── Records to use ──

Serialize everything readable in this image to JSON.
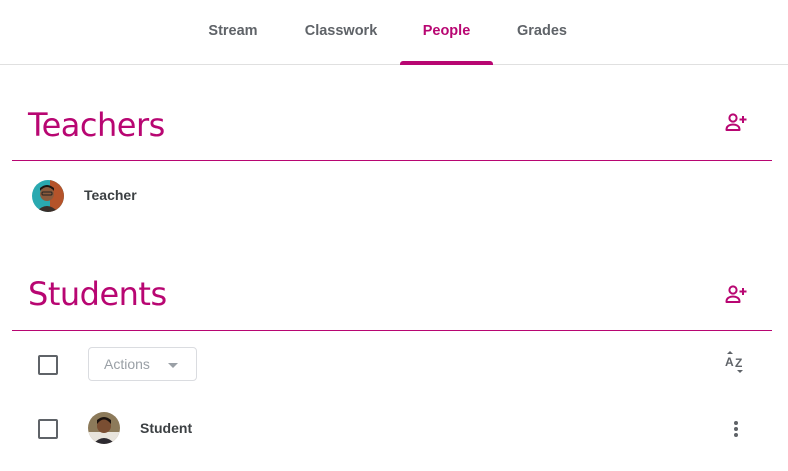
{
  "nav": {
    "tabs": [
      {
        "label": "Stream"
      },
      {
        "label": "Classwork"
      },
      {
        "label": "People"
      },
      {
        "label": "Grades"
      }
    ],
    "active": "People"
  },
  "teachers": {
    "title": "Teachers",
    "add_icon": "person-add-icon",
    "people": [
      {
        "name": "Teacher"
      }
    ]
  },
  "students": {
    "title": "Students",
    "add_icon": "person-add-icon",
    "actions_label": "Actions",
    "sort_icon": "sort-az-icon",
    "people": [
      {
        "name": "Student"
      }
    ]
  },
  "colors": {
    "accent": "#b80672",
    "text": "#3c4043",
    "muted": "#5f6368"
  }
}
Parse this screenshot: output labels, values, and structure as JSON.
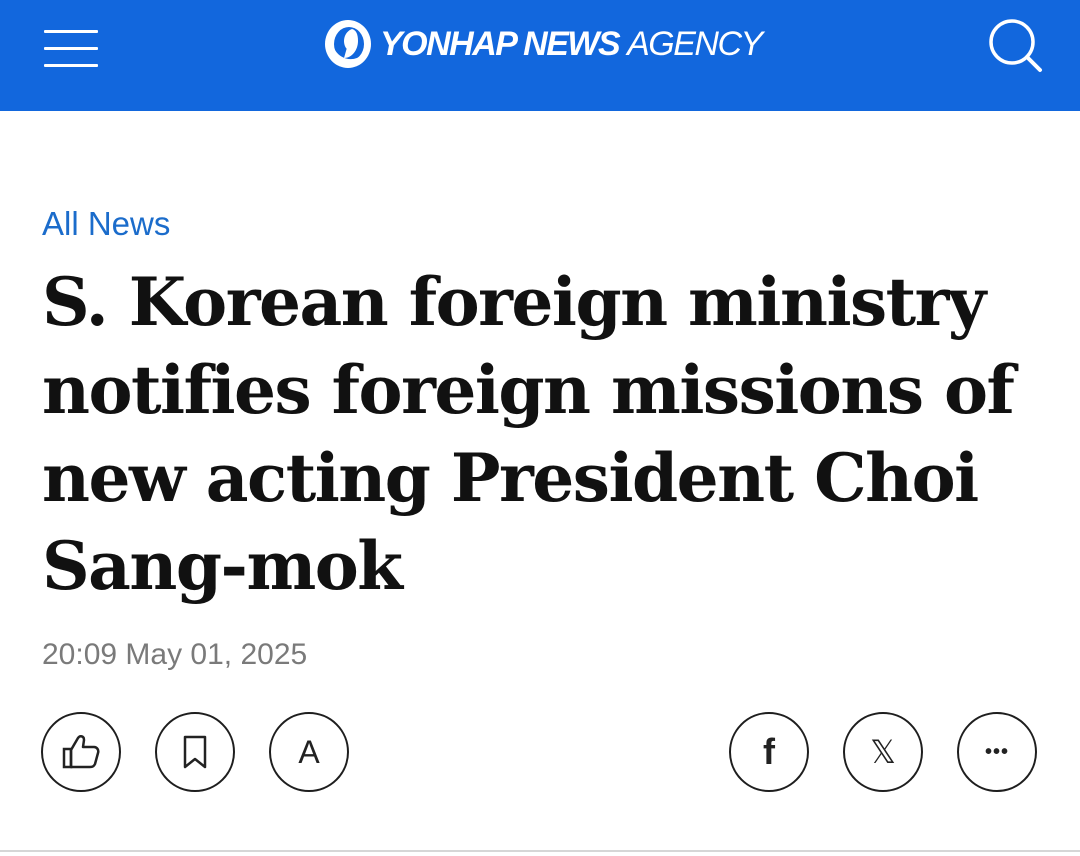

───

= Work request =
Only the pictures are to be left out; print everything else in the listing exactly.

= Answer for this exercise =
Serialize everything readable in this image to JSON.
{
  "nav": {
    "tabs": [
      {
        "label": "Stream"
      },
      {
        "label": "Classwork"
      },
      {
        "label": "People"
      },
      {
        "label": "Grades"
      }
    ],
    "active": "People"
  },
  "teachers": {
    "title": "Teachers",
    "add_icon": "person-add-icon",
    "people": [
      {
        "name": "Teacher"
      }
    ]
  },
  "students": {
    "title": "Students",
    "add_icon": "person-add-icon",
    "actions_label": "Actions",
    "sort_icon": "sort-az-icon",
    "people": [
      {
        "name": "Student"
      }
    ]
  },
  "colors": {
    "accent": "#b80672",
    "text": "#3c4043",
    "muted": "#5f6368"
  }
}
Parse this screenshot: output labels, values, and structure as JSON.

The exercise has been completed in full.